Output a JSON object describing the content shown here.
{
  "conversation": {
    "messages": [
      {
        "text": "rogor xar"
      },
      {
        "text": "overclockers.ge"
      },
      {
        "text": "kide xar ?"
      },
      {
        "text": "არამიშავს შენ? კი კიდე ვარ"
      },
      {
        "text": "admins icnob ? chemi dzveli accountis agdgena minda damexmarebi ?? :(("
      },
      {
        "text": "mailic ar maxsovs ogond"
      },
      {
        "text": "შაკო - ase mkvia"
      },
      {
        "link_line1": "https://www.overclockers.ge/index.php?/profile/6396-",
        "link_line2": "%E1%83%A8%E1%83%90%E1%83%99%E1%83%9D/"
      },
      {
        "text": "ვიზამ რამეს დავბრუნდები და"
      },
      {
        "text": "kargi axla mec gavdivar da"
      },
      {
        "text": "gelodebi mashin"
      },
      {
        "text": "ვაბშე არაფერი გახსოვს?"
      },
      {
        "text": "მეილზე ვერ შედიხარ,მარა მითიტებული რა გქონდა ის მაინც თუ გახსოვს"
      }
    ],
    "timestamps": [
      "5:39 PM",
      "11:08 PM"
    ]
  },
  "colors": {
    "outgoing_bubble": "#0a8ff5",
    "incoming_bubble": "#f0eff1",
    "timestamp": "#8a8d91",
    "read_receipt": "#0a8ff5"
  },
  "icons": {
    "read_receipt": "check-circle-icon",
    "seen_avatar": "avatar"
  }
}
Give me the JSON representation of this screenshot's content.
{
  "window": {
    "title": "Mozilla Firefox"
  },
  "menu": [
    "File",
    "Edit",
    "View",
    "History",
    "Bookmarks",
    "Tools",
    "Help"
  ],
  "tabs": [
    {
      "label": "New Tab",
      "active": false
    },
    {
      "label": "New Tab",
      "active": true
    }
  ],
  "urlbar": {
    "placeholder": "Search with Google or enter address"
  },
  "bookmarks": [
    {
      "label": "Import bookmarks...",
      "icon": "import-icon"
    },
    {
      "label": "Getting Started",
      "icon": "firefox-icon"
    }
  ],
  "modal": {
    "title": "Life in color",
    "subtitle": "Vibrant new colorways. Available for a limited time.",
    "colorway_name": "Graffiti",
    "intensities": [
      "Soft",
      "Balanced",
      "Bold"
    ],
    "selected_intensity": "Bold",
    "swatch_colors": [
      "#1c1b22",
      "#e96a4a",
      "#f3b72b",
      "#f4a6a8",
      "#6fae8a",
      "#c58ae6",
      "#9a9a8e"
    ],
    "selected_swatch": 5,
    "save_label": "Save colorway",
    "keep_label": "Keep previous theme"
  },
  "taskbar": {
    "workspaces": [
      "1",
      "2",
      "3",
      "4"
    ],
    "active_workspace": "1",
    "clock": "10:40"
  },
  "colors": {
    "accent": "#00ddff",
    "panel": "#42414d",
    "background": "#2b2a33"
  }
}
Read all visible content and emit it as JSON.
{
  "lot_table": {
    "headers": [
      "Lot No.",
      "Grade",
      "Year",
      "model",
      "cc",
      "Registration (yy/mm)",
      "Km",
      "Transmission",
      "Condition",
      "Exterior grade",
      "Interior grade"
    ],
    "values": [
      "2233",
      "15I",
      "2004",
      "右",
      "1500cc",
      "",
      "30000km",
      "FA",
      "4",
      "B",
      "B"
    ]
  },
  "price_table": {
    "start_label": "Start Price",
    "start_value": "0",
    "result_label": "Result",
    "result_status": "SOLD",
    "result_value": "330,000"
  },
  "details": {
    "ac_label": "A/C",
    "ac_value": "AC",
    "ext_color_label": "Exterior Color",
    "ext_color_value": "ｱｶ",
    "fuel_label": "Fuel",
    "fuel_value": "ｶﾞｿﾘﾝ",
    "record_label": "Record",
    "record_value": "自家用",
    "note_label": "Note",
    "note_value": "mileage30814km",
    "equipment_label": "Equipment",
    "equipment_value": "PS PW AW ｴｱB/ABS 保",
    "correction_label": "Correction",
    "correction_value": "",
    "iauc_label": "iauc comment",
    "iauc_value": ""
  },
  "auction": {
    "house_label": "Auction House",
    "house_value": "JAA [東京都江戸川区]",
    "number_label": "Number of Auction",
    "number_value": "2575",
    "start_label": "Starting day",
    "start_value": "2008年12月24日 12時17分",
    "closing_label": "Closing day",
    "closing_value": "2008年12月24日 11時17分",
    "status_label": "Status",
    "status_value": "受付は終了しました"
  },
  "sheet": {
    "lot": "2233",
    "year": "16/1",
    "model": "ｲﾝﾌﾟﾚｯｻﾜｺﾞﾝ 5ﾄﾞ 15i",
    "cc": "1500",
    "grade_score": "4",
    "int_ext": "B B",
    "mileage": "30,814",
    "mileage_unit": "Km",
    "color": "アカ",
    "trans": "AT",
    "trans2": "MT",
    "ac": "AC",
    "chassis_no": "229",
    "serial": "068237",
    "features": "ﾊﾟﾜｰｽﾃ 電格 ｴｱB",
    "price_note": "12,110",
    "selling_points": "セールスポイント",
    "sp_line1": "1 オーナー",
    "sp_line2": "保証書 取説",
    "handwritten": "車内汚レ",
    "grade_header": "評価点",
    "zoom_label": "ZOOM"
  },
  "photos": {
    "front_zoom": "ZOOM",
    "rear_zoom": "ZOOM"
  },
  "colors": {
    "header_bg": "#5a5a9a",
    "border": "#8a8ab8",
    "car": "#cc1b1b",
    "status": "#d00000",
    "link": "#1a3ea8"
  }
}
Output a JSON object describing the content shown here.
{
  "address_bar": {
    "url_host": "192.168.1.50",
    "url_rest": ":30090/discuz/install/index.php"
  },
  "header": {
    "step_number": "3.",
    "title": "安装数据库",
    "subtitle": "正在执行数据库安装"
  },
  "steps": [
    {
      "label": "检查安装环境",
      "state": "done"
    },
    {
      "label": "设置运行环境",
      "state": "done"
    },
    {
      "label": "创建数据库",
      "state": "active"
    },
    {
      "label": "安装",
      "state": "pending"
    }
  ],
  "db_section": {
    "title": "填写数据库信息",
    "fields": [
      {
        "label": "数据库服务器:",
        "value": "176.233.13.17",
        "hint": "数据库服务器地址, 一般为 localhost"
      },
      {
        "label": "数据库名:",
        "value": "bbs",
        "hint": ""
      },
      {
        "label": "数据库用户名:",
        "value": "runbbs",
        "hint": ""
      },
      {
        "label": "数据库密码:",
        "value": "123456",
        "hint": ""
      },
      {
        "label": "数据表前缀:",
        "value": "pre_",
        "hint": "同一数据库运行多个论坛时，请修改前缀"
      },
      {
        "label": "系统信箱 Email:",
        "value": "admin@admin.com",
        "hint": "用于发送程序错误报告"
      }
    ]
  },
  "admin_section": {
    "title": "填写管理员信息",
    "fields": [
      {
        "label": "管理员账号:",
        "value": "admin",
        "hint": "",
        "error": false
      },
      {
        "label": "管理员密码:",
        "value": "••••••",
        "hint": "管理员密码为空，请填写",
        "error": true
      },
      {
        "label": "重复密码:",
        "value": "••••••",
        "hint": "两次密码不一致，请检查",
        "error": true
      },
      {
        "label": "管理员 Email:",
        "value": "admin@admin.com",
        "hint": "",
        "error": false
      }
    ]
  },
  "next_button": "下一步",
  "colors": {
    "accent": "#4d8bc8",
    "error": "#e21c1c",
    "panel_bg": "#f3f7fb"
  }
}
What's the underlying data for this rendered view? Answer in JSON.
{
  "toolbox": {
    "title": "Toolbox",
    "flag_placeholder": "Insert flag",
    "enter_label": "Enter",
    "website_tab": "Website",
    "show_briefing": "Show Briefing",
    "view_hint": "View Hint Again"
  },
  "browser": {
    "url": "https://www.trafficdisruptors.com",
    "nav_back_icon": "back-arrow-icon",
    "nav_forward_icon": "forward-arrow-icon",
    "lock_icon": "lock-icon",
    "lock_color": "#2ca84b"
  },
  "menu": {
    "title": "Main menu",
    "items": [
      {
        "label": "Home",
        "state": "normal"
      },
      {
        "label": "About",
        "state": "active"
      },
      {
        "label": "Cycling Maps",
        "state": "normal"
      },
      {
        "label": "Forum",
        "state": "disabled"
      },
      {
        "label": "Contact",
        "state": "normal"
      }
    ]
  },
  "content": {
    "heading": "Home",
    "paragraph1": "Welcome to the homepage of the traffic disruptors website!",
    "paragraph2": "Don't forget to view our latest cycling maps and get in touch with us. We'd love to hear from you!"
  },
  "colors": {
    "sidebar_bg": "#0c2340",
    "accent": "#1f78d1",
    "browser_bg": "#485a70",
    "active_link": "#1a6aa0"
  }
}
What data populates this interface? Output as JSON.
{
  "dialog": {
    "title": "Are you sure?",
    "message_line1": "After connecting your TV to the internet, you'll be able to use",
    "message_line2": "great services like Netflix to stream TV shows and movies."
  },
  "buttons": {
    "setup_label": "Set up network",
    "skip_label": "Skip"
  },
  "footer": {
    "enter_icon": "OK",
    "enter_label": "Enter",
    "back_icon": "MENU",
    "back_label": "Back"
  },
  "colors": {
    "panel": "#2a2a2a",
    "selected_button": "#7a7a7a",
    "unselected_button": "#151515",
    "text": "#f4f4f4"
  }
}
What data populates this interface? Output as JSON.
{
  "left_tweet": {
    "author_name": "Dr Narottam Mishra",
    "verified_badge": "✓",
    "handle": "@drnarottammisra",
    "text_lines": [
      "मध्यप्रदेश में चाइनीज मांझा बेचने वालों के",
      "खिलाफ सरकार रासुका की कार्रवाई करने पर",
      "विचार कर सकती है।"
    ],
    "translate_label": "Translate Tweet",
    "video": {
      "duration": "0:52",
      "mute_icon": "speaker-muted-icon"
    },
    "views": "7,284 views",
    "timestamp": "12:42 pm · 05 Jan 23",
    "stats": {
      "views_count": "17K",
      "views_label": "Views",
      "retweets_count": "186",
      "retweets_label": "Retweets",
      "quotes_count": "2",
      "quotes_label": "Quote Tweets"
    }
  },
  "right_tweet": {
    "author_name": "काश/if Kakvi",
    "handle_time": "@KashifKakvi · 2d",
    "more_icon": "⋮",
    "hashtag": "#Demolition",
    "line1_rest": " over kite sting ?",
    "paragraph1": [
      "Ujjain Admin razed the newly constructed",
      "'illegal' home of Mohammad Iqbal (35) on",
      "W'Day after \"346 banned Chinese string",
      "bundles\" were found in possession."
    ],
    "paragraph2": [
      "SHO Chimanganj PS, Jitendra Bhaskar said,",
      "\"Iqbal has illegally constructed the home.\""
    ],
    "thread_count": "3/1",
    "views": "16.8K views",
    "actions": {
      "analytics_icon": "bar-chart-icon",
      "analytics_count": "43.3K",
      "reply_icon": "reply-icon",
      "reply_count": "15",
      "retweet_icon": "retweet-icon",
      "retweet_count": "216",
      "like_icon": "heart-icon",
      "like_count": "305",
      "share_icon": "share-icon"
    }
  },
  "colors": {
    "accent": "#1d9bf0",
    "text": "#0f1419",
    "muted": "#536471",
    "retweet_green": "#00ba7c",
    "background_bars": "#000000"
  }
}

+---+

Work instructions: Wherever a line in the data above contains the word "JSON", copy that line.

Answer to this task:
Output a JSON object describing the content shown here.
Give me the JSON representation of this screenshot's content.
Read all visible content and emit it as JSON.
Output a JSON object describing the content shown here.
What's the underlying data for this rendered view? Answer in JSON.
What data populates this interface? Output as JSON.
What data populates this interface? Output as JSON.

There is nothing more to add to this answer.